1. All the government buildings, inside government offices, the presidential house (Casa Presidencial), the flag in the president's office or other officials , National Palce, border crossings, airport, ports, embassies, consulates, municipalities, boats, airplanes, etc.; also the five huge (18 feet x 30) feet flags that are located one at flag plaza (Plaza de la bandera) and the other 4 at the four cardinal points of entrance into the capital city, all use the flag with the national emblem usually in the 3x5 ratio.
2. All army, air force, navy, military schools, military hospitals, navy posts at the ports, etc., fly outside the flag with the inscription (DIOS UNION LIBERTAD) in a yellow gold color and such flags have a 1x3 ratio.
The battalions will have the flag with the emblem with Dios Union Libertad in gold on the upper blue stripe and the name of the battalion class and number in gold on the lower blue stripe for artillery and infantry and in silver for cavalry.
Merchant boats have the letters in silver or blue.
3. The plain flag without the emblem can be seen sometimes at schools, houses,, etc.
Fred Drews, 22 August 2002
I see El Salvador flags on a regular basis. The main
highway through the part of northern Virginia where I live is
plentifully supplied with Salvadorean restaurants serving the
immigrant community, almost all of which have Salvadorean flags
displayed, either flying outside or hanging on the wall
inside. And, as I said at first, they all have the
emblem. So, at least de facto, this as well as the plain
one would seem to be the civil flag - and there's nothing in the
law to preclude that, as far as I can tell.
Joe McMillan, 22 August 2002
However, one should consider that they use the flag with the
emblem so nobody will mis-identify then as Argentinian or other
Dov Gutterman, 22 August 2002
That would not be easy to distinguish from 189x335 (ca.
3:5.3). Though, I could imagine that manufacturers
"simplify" it to 3:5.
I guess that today, when flags with emblem and inscriptions are more easily acquired, the plain flag would be less and less used. Especialy, since it seems there is no legal hindrance in using the other two.
eljko Heimer, 22 August 2002
They did ask for flags in the following dimensions 90 cms x
150 cms when I supplied quite a few satin flags with embroidered
coat of arms to some of the government offices, entities and
ministies for official acts and offices of dignataries.
Concering the ratio of 1:3. When I offered to sell them the flags they told me that they are manufactured by the army to be flown on their buildings, hospital, schools etc. and that is the ratio, they all are manufactured.
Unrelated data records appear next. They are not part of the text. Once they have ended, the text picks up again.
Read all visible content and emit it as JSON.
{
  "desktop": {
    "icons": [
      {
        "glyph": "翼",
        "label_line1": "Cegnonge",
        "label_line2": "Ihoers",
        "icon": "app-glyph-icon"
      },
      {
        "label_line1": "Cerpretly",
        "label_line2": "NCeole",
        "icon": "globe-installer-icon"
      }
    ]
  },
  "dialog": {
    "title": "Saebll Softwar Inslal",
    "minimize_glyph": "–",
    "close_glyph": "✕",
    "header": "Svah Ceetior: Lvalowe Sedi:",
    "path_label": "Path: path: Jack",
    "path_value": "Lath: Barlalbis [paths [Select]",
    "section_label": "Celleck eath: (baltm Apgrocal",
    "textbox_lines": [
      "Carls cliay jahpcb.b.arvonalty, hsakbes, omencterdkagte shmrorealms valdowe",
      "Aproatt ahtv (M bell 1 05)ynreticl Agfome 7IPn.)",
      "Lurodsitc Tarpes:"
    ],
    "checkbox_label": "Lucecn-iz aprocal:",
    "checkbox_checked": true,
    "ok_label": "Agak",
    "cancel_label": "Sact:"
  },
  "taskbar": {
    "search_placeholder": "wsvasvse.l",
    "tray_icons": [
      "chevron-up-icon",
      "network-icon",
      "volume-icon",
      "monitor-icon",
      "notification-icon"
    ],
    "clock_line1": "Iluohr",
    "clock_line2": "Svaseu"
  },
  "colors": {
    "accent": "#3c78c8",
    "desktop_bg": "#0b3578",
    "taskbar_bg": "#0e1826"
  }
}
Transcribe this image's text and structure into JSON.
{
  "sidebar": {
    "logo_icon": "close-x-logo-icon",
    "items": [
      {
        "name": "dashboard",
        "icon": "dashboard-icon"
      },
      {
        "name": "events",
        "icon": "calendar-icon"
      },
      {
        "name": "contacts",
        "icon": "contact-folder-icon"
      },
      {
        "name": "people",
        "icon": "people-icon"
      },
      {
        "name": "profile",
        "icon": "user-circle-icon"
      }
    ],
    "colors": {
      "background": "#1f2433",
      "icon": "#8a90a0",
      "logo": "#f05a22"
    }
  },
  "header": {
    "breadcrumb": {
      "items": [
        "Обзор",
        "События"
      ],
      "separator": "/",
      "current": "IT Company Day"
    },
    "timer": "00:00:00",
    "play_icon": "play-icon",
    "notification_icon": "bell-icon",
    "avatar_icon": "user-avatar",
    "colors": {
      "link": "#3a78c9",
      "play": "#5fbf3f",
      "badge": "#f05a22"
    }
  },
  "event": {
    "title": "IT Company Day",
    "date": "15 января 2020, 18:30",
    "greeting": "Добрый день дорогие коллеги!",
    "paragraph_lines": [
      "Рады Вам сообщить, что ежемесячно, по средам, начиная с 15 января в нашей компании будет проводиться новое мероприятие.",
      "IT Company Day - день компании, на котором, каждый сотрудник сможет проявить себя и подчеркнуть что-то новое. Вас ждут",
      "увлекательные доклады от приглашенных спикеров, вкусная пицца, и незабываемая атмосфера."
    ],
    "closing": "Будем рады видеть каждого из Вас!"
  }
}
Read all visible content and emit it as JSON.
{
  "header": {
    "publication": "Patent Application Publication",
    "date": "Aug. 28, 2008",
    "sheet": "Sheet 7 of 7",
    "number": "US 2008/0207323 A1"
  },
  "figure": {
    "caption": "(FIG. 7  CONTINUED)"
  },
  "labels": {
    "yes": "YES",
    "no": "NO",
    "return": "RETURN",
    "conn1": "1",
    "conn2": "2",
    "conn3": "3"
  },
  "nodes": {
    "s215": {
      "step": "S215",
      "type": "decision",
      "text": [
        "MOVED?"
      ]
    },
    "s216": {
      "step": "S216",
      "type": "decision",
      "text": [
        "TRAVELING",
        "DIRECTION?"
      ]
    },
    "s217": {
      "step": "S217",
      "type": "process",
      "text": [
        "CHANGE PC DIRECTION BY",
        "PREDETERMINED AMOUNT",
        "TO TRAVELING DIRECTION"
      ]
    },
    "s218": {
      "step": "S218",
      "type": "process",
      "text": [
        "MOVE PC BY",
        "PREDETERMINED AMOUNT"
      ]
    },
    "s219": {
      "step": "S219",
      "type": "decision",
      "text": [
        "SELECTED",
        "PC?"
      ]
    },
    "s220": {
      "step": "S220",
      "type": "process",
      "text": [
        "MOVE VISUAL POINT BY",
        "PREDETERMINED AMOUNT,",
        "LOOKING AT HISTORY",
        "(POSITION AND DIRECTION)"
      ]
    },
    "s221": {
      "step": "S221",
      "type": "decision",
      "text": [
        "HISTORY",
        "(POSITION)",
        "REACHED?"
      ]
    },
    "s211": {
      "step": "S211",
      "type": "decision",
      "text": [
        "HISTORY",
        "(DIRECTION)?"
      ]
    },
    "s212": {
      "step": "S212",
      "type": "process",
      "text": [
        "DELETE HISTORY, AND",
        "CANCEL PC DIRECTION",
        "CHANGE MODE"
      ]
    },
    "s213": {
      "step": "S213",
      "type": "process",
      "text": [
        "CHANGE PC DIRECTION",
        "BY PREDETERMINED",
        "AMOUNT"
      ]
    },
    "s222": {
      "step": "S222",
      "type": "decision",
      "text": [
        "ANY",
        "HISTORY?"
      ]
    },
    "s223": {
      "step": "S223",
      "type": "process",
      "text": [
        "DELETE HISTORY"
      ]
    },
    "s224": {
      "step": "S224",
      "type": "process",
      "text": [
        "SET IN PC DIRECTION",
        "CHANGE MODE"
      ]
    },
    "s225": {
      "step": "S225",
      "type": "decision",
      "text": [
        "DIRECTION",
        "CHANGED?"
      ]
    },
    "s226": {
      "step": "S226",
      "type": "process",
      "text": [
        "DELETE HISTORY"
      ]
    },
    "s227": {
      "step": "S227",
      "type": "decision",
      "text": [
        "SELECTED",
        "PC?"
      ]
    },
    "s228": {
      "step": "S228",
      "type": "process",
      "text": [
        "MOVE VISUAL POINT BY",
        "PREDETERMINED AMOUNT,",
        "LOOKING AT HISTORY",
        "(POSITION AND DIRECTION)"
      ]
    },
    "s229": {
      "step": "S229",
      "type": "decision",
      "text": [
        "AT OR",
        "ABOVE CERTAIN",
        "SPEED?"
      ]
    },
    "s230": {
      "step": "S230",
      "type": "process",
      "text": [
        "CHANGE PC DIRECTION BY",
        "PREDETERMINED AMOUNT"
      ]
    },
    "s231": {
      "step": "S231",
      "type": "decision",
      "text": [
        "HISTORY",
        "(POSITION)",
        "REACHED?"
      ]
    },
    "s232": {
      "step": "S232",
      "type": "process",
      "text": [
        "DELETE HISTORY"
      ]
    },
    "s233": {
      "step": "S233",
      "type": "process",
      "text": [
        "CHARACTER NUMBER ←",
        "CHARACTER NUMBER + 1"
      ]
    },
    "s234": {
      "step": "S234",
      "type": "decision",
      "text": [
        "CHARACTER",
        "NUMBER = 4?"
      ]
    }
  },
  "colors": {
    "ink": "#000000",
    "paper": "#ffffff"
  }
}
I wonder if it this has to do with the letters, because they expand almost the whole extension of the white stripe. The letter are quite wide and tall.
Fred Drews, 23 August 2002
I located a flag variant at a photo
The item is described there as " Salvadoran doctors march
through the principal streets of San Salvador, El Salvador,
Wednesday, Oct. 16, 2002. Thousands of doctors marched through
the city to protest the privatization of health care. ( AP
Photo/Victor Ruiz Caballero)"
John C. Evosevic, 16 October 2002
This flag was created by a company that makes flags, so they
could be used for soccer games in order not to get confused with
flags of Honduras.
Fred Drews, 17 October 2002
image by Fred Drews and Francisco Gregoric, 18 July 2007
Presidential sash from the inauguration of president Araujo in 1911
image by Fred Drews and Francisco Gregoric, 30 July 2008
Presidential sash from the inauguration of president Araujo in
1911 with the old flag of El Salvador.
Fred Drews, 30 July 2008
Presidential sash of president Gerardo Barrios 1858
image by Fred Drews and Francisco Gregoric, 12 August 2009
image contributed by Fred Drews, 12 August 2008